» **Instructions for the task**:
Scan the records for the word "today". Copy each line that includes it.

» **Source data**:
--

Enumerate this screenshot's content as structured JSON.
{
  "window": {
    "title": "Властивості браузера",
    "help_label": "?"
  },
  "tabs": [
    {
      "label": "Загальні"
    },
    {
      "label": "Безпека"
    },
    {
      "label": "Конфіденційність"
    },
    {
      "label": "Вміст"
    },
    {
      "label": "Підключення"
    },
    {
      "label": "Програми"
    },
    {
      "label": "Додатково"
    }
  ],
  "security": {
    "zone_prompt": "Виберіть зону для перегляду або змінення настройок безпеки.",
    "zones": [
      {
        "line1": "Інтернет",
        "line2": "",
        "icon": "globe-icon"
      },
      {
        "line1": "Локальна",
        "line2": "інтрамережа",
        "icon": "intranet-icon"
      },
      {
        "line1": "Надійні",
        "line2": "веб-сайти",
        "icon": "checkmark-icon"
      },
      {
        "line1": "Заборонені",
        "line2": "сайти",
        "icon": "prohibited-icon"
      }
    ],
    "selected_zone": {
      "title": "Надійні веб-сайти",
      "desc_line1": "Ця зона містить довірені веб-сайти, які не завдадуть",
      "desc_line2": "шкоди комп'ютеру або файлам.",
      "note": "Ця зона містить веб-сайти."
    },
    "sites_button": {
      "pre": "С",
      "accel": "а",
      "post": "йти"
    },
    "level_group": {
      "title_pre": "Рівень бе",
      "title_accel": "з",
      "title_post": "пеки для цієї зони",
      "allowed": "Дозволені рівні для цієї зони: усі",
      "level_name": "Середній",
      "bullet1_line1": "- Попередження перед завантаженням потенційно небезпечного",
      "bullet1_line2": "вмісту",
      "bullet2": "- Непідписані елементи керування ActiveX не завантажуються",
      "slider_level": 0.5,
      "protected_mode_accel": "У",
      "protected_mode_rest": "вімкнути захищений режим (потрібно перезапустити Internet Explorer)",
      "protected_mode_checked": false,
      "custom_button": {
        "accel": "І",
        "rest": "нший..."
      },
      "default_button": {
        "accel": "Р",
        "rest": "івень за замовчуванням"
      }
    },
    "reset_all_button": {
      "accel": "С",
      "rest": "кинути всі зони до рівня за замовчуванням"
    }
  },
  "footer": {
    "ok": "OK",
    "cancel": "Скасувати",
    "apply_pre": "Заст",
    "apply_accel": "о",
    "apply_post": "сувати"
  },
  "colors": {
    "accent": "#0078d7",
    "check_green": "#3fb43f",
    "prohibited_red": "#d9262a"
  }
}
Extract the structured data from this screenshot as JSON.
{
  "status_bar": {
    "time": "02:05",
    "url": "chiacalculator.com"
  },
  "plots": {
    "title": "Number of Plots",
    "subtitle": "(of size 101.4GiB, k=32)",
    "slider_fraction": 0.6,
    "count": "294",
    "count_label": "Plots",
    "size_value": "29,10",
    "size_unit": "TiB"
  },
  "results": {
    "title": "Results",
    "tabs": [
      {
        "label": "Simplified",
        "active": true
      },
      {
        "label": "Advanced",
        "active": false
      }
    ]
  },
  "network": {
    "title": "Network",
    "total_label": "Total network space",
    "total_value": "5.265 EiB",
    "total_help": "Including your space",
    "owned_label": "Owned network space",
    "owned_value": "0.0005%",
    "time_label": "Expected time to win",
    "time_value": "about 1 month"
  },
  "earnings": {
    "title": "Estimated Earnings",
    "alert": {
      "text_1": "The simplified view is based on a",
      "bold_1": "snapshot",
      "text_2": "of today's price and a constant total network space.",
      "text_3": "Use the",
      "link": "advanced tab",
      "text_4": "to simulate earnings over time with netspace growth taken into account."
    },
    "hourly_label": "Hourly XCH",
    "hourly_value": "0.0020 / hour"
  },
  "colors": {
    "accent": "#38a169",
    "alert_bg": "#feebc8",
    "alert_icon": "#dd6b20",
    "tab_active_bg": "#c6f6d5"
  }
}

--

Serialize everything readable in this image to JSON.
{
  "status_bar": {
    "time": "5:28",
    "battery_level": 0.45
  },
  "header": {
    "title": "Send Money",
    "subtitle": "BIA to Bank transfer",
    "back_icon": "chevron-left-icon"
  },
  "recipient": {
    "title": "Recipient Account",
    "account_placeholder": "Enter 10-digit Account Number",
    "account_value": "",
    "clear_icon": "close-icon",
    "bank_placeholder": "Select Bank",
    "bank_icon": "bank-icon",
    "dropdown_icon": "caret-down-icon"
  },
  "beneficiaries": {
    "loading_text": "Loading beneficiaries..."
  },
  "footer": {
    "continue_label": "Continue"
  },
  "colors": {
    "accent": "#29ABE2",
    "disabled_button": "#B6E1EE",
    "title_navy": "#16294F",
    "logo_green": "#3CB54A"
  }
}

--

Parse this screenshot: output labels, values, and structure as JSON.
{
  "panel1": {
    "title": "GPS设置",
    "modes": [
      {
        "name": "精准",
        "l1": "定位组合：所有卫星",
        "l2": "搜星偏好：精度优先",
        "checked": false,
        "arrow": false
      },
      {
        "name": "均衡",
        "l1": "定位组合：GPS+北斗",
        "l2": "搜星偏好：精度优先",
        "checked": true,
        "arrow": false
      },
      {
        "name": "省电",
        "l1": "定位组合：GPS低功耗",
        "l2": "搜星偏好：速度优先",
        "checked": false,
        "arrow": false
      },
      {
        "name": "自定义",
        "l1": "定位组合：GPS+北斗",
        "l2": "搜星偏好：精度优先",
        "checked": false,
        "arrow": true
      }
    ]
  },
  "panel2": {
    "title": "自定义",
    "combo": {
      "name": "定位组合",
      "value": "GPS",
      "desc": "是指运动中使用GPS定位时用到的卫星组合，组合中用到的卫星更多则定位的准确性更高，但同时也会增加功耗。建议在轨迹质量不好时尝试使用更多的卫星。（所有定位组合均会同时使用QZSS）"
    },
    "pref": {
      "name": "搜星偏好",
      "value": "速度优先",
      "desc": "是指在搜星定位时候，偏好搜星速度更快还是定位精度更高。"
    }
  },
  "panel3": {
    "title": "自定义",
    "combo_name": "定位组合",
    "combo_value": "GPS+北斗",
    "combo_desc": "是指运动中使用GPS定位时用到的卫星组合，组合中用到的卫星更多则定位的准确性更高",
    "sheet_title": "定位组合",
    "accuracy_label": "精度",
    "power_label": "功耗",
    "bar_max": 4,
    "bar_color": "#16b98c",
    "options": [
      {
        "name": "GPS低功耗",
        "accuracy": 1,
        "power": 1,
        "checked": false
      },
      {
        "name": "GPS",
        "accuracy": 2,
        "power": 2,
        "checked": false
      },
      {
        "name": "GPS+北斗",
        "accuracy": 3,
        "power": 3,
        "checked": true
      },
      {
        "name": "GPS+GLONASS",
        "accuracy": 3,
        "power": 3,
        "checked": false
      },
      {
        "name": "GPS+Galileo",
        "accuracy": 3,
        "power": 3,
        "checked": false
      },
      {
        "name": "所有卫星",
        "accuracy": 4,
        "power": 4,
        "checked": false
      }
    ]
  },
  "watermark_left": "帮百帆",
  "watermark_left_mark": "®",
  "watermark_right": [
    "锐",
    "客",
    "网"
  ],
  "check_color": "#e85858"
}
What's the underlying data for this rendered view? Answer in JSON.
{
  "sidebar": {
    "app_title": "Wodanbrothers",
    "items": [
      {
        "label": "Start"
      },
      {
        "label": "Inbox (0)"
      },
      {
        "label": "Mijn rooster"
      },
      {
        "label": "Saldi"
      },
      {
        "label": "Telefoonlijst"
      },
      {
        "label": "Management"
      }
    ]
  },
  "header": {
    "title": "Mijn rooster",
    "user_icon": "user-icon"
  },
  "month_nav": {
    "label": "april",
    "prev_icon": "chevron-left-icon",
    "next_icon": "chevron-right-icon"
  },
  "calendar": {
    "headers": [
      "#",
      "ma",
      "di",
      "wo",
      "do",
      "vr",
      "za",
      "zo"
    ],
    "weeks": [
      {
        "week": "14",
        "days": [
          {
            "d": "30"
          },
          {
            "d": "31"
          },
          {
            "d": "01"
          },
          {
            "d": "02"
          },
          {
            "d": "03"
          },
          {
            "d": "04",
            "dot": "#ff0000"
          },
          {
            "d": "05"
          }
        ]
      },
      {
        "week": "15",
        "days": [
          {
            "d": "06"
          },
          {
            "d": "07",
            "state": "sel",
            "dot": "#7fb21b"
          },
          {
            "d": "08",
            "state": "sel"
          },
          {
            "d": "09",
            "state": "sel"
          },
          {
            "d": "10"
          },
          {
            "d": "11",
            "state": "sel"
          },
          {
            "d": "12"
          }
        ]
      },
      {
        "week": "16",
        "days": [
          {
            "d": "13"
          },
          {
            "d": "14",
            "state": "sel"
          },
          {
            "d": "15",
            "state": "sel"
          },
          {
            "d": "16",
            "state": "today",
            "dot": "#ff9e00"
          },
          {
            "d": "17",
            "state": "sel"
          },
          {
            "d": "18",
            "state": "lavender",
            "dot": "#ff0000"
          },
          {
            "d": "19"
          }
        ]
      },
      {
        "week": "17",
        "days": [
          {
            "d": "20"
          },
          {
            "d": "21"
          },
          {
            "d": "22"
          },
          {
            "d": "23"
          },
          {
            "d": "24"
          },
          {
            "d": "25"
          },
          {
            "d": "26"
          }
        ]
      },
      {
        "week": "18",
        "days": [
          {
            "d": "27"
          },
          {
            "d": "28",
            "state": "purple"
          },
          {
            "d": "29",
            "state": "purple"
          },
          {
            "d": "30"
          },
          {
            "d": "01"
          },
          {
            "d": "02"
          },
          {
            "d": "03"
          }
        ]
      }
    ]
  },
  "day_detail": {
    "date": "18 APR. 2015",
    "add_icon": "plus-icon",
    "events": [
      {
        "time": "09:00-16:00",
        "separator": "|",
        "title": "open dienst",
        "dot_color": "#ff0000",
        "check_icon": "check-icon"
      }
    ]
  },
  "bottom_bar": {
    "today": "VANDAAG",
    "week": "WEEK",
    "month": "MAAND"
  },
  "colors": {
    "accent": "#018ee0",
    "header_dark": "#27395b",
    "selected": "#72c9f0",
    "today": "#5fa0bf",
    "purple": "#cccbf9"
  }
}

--

» **Output for this task**:
      "text_2": "of today's price and a constant total network space.",
            "state": "today",
    "today": "VANDAAG",
    "today": "#5fa0bf",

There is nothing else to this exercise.